■ **Directions for this task**: Set down the data below without change, skipping the pictures it holds.

■ **Dataset records**:
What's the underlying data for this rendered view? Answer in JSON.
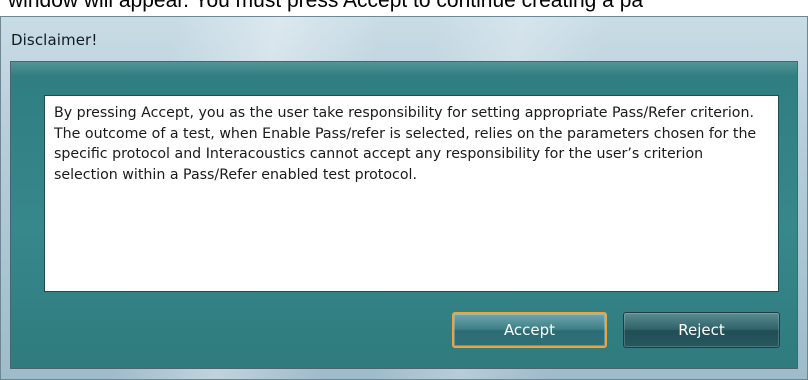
{
  "background_document": {
    "partial_text": "window will appear. You must press Accept to continue creating a pa"
  },
  "dialog": {
    "title": "Disclaimer!",
    "message": "By pressing Accept, you as the user take responsibility for setting appropriate Pass/Refer criterion.\nThe outcome of a test, when Enable Pass/refer is selected, relies on the parameters chosen for the specific protocol and Interacoustics cannot accept any responsibility for the user’s criterion selection within a Pass/Refer enabled test protocol.",
    "buttons": {
      "accept_label": "Accept",
      "reject_label": "Reject"
    }
  },
  "colors": {
    "client_background": "#37888b",
    "focus_border": "#f2a23a",
    "button_text": "#ffffff"
  }
}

■ **Answer below**:
What's the underlying data for this rendered view? Answer in JSON.
{
  "background_document": {
    "partial_text": "window will appear. You must press Accept to continue creating a pa"
  },
  "dialog": {
    "title": "Disclaimer!",
    "message": "By pressing Accept, you as the user take responsibility for setting appropriate Pass/Refer criterion.\nThe outcome of a test, when Enable Pass/refer is selected, relies on the parameters chosen for the specific protocol and Interacoustics cannot accept any responsibility for the user’s criterion selection within a Pass/Refer enabled test protocol.",
    "buttons": {
      "accept_label": "Accept",
      "reject_label": "Reject"
    }
  },
  "colors": {
    "client_background": "#37888b",
    "focus_border": "#f2a23a",
    "button_text": "#ffffff"
  }
}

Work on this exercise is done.